Microsoft President Brad Smith mentioned that police in New Delhi recently trialled facial recognition technology and identified almost 3,000 missing children in four days.
Similarly, historians in the US have used the technology to identify the portraits of unknown soldiers in Civil War photographs taken in the 1860s. Researchers successfully used facial recognition software to diagnose a rare, genetic disease in Africans, Asians and Latin Americans. And in October, the National Australia Bank designed a proof of concept to enable customers to withdraw money from an Automatic Teller Machine using facial recognition and a PIN.
But at the same time, the potential for abuse of this technology is huge, Smith said, adding that certain uses of this technology could lead to biased decisions and discrimination.
Moreover, the widespread use of this technology can lead to new intrusions into people’s privacy, he said.

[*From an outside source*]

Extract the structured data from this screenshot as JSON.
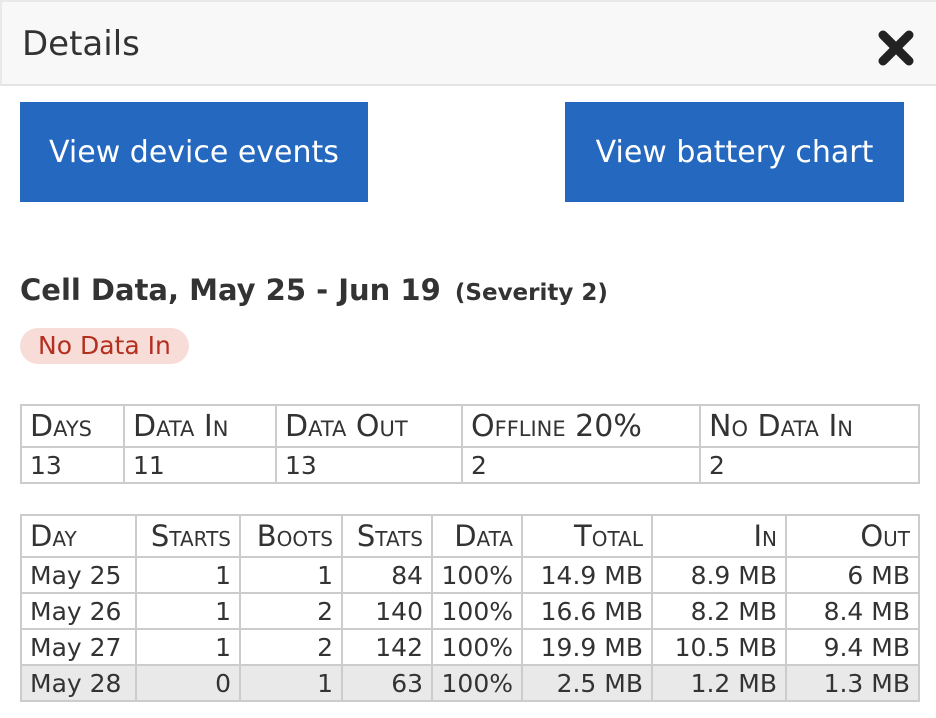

“The use of facial recognition technology by a government for mass surveillance can encroach on democratic freedoms,” Smith added.
“While we believe that new laws and regulations are indispensable, we also recognise that they are not a substitute for the responsibility that needs to be exercised by tech companies,” he said.
Microsoft is one of several companies playing a leading role in developing facial recognition technology.
The company, Smith said, would start adopting new principles to manage the issues surrounding facial recognition technology in the first quarter of 2019.